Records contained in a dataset

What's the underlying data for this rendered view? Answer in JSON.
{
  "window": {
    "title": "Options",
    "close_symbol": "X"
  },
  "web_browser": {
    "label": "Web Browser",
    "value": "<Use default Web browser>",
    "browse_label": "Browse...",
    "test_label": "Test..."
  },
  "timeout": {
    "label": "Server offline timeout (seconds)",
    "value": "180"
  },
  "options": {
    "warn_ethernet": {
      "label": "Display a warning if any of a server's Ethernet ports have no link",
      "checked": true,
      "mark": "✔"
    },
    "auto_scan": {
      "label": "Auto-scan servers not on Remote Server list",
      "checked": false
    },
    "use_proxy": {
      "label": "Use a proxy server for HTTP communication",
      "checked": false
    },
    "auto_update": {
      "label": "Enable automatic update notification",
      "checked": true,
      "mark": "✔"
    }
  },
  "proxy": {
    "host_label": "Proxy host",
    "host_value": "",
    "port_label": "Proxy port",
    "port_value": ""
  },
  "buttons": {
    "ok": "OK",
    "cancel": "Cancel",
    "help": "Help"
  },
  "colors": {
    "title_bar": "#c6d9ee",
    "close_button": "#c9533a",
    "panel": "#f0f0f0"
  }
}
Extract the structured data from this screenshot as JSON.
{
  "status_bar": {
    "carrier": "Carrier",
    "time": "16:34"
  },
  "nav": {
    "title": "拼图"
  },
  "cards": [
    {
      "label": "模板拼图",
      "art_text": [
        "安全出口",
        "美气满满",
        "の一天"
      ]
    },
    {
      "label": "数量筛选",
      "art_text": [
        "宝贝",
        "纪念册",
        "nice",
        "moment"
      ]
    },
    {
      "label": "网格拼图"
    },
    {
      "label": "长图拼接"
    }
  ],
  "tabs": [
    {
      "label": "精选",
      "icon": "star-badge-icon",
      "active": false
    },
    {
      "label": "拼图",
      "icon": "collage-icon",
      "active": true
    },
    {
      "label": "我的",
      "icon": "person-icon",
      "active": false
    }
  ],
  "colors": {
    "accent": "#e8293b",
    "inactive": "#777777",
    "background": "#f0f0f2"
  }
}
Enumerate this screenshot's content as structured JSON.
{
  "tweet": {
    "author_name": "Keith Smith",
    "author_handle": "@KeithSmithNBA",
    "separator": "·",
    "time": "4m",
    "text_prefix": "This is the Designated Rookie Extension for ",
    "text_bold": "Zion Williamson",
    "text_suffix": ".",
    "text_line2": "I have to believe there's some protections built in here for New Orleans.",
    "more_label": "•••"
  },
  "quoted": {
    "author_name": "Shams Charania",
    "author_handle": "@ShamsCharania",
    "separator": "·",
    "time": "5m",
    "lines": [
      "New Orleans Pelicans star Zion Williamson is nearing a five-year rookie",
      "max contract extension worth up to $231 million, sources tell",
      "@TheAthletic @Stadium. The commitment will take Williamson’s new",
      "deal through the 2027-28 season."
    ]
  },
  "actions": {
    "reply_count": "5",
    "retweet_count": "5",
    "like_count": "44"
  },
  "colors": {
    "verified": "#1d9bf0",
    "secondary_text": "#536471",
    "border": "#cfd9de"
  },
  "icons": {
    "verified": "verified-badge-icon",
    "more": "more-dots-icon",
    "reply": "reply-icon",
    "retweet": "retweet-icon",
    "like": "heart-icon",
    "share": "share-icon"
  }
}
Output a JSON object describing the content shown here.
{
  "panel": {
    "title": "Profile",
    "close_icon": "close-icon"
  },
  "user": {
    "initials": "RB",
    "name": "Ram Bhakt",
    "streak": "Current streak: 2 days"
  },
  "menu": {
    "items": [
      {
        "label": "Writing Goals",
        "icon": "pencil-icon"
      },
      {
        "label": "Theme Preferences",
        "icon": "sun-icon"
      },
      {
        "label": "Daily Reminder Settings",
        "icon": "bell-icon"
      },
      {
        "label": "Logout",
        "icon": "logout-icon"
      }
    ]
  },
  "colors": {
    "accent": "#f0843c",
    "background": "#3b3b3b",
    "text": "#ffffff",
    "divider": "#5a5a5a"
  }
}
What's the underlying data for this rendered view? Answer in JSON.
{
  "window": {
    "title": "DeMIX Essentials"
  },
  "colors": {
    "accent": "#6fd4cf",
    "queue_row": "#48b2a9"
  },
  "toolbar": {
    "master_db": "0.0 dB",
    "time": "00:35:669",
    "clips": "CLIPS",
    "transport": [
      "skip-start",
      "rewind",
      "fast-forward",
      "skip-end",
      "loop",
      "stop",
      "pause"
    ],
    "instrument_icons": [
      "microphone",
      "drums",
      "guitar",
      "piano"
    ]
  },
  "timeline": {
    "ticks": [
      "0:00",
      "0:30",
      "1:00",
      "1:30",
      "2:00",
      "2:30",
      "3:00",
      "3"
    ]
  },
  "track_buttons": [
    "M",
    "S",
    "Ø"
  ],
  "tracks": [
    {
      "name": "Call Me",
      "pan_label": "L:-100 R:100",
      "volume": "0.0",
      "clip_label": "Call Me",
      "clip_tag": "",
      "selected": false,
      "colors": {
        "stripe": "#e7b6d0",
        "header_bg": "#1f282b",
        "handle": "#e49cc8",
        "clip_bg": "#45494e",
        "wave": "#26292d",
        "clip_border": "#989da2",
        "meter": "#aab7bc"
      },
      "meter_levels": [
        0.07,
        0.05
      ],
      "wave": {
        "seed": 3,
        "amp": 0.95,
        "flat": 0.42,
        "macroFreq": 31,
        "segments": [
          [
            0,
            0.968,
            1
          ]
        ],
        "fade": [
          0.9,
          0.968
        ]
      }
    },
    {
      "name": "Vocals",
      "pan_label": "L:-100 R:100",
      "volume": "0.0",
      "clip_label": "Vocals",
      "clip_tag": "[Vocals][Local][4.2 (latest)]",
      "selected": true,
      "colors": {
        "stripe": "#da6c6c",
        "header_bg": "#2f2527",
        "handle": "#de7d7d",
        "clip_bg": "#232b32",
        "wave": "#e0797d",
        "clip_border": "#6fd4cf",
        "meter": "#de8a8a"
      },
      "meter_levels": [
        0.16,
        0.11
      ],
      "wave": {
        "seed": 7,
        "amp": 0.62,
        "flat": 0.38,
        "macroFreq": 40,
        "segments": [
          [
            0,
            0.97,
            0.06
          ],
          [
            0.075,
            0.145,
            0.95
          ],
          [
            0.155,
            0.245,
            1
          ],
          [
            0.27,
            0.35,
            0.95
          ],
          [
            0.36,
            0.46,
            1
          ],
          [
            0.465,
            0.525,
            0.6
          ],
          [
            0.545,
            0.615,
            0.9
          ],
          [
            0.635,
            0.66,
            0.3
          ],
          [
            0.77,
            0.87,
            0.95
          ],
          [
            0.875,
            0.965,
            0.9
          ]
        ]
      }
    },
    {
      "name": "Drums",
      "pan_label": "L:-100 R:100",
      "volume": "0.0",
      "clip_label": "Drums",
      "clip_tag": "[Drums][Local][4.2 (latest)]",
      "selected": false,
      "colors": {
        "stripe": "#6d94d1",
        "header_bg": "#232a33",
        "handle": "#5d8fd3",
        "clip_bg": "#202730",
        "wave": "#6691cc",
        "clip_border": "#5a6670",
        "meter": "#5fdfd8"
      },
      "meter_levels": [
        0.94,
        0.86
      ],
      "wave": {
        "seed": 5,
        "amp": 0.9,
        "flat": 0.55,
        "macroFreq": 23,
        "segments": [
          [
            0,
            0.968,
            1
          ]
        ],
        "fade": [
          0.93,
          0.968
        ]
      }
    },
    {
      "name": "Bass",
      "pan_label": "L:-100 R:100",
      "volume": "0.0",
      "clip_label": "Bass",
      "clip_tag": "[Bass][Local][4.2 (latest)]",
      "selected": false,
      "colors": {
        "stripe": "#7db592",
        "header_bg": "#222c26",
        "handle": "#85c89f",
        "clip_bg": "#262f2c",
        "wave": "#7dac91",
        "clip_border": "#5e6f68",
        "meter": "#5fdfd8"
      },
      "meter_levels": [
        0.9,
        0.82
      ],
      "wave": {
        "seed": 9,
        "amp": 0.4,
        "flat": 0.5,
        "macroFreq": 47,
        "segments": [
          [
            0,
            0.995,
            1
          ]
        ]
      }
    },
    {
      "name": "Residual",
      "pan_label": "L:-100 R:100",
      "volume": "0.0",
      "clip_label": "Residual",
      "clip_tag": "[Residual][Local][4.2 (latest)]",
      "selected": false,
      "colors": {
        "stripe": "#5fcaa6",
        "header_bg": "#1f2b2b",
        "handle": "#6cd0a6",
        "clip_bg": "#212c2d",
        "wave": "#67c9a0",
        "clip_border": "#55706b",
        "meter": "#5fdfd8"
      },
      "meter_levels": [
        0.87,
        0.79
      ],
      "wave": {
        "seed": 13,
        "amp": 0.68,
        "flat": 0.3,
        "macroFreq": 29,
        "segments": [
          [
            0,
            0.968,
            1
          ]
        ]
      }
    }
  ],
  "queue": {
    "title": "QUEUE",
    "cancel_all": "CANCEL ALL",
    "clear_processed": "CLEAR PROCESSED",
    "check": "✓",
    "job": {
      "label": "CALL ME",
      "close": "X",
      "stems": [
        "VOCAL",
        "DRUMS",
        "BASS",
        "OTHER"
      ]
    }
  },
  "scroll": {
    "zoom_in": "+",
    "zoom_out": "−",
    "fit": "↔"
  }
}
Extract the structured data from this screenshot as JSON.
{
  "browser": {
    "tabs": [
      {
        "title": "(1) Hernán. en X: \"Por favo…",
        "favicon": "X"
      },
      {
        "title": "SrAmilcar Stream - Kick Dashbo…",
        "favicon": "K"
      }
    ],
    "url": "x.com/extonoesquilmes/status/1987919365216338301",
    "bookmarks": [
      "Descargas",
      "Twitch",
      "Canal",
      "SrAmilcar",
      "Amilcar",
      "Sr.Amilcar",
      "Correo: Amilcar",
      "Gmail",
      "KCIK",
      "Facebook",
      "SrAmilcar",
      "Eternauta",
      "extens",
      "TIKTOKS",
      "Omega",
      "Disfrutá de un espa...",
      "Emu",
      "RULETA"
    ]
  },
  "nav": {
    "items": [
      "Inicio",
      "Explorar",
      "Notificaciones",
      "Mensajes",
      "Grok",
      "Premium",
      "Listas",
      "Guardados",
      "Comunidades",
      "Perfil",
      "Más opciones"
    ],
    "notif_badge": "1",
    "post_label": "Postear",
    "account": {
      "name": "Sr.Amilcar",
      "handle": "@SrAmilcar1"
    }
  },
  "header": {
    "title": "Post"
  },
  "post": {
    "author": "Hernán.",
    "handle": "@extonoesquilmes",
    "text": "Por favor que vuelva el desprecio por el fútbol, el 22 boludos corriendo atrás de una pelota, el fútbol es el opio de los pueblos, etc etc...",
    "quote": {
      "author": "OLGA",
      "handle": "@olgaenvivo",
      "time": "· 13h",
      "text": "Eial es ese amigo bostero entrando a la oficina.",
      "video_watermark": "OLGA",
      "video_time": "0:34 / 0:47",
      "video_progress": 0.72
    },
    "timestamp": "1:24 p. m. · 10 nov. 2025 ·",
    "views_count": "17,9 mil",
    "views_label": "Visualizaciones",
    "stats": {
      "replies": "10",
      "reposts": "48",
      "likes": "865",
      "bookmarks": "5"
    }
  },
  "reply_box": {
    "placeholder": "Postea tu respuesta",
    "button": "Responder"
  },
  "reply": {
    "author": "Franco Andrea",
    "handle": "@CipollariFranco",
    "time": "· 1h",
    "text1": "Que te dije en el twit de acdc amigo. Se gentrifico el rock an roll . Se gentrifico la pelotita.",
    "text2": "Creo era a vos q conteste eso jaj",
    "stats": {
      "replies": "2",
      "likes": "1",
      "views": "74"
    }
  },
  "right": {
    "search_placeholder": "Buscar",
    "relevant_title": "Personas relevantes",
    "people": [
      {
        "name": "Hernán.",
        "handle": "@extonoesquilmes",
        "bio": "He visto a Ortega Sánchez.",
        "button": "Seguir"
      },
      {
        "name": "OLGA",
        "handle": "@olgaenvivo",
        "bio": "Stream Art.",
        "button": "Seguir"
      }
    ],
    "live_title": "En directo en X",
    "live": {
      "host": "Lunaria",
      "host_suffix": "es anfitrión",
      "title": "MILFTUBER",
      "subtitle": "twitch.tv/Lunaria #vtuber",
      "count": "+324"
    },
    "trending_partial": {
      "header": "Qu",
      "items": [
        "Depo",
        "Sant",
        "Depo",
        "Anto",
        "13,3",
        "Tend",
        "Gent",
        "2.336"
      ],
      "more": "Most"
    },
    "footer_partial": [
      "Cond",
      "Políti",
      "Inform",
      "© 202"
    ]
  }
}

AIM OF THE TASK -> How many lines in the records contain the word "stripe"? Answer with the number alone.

RESULT OF THIS TASK -> 5